Could you copy out every line of the data where the word "Started" occurs?
++++++++++++++++++++
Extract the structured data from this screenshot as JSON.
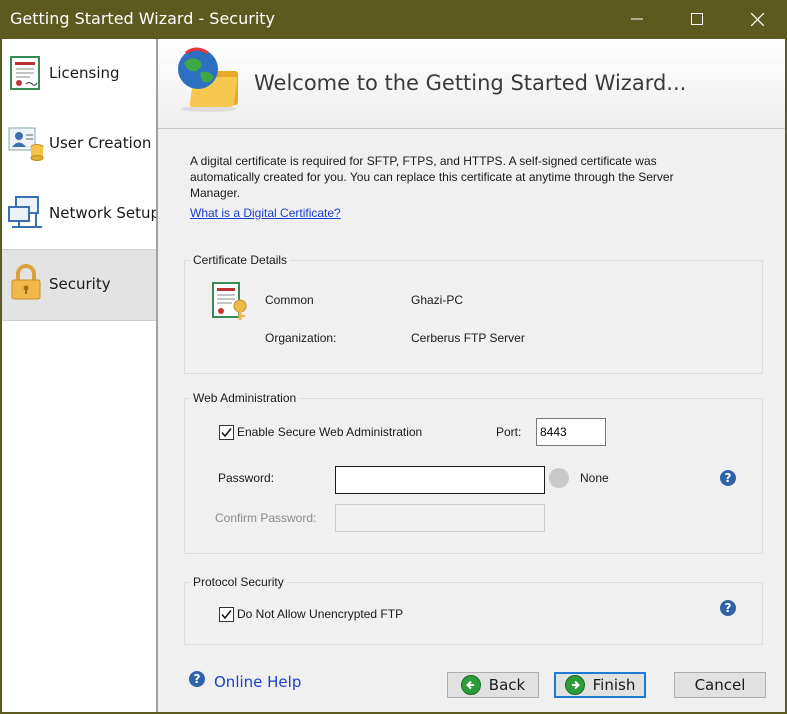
{
  "window": {
    "title": "Getting Started Wizard - Security",
    "minimize_icon": "minimize-icon",
    "maximize_icon": "maximize-icon",
    "close_icon": "close-icon"
  },
  "sidebar": {
    "items": [
      {
        "label": "Licensing",
        "icon": "certificate-icon",
        "selected": false
      },
      {
        "label": "User Creation",
        "icon": "user-database-icon",
        "selected": false
      },
      {
        "label": "Network Setup",
        "icon": "network-icon",
        "selected": false
      },
      {
        "label": "Security",
        "icon": "lock-icon",
        "selected": true
      }
    ]
  },
  "banner": {
    "title": "Welcome to the Getting Started Wizard...",
    "icon": "globe-folder-icon"
  },
  "intro": {
    "line1": "A digital certificate is required for SFTP, FTPS, and HTTPS.  A self-signed certificate was",
    "line2": "automatically created for you.  You can replace this certificate at anytime through the Server",
    "line3": "Manager.",
    "link": "What is a Digital Certificate?"
  },
  "certificate": {
    "group_label": "Certificate Details",
    "common_label": "Common",
    "common_value": "Ghazi-PC",
    "org_label": "Organization:",
    "org_value": "Cerberus FTP Server",
    "icon": "certificate-icon"
  },
  "web_admin": {
    "group_label": "Web Administration",
    "enable_label": "Enable Secure Web Administration",
    "enable_checked": true,
    "port_label": "Port:",
    "port_value": "8443",
    "password_label": "Password:",
    "password_value": "",
    "strength_label": "None",
    "confirm_label": "Confirm Password:",
    "confirm_value": ""
  },
  "protocol": {
    "group_label": "Protocol Security",
    "unencrypted_label": "Do Not Allow Unencrypted FTP",
    "unencrypted_checked": true
  },
  "footer": {
    "help_label": "Online Help",
    "back_label": "Back",
    "finish_label": "Finish",
    "cancel_label": "Cancel"
  },
  "colors": {
    "titlebar": "#5c5a1f",
    "link": "#1a3fd0",
    "help_icon": "#2f63a8",
    "default_button_border": "#1e7bd4",
    "nav_arrow_icon": "#2e9b3a"
  }
}
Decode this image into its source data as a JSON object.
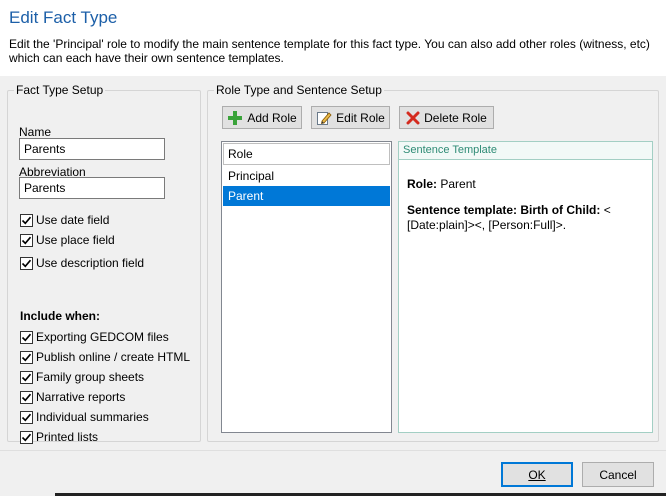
{
  "dialog": {
    "title": "Edit Fact Type",
    "description": "Edit the 'Principal' role to modify the main sentence template for this fact type.  You can also add other roles (witness, etc) which can each have their own sentence templates."
  },
  "fact_type_setup": {
    "title": "Fact Type Setup",
    "name_label": "Name",
    "name_value": "Parents",
    "abbreviation_label": "Abbreviation",
    "abbreviation_value": "Parents",
    "field_options": [
      {
        "label": "Use date field",
        "checked": true
      },
      {
        "label": "Use place field",
        "checked": true
      },
      {
        "label": "Use description field",
        "checked": true
      }
    ],
    "include_when_label": "Include when:",
    "include_options": [
      {
        "label": "Exporting GEDCOM files",
        "checked": true
      },
      {
        "label": "Publish online / create HTML",
        "checked": true
      },
      {
        "label": "Family group sheets",
        "checked": true
      },
      {
        "label": "Narrative reports",
        "checked": true
      },
      {
        "label": "Individual summaries",
        "checked": true
      },
      {
        "label": "Printed lists",
        "checked": true
      }
    ]
  },
  "role_setup": {
    "title": "Role Type and Sentence Setup",
    "toolbar": {
      "add_role_label": "Add Role",
      "edit_role_label": "Edit Role",
      "delete_role_label": "Delete Role"
    },
    "list_header": "Role",
    "roles": [
      "Principal",
      "Parent"
    ],
    "selected_role": "Parent",
    "template_header": "Sentence Template",
    "role_caption": "Role:",
    "role_value": "Parent",
    "sentence_caption": "Sentence template: Birth of Child:",
    "sentence_value_line1": "<",
    "sentence_value_line2": "[Date:plain]><, [Person:Full]>."
  },
  "footer": {
    "ok_label": "OK",
    "cancel_label": "Cancel"
  },
  "colors": {
    "title": "#1c5fa8",
    "selection": "#0078d7",
    "template_border": "#a3cfc4",
    "template_header_text": "#2e8b75"
  },
  "icons": {
    "add": "plus-icon",
    "edit": "pencil-icon",
    "delete": "red-x-icon",
    "check": "checkmark-icon"
  }
}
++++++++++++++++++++
*Task result*:
    "title": "Getting Started Wizard - Security",
    "title": "Welcome to the Getting Started Wizard...",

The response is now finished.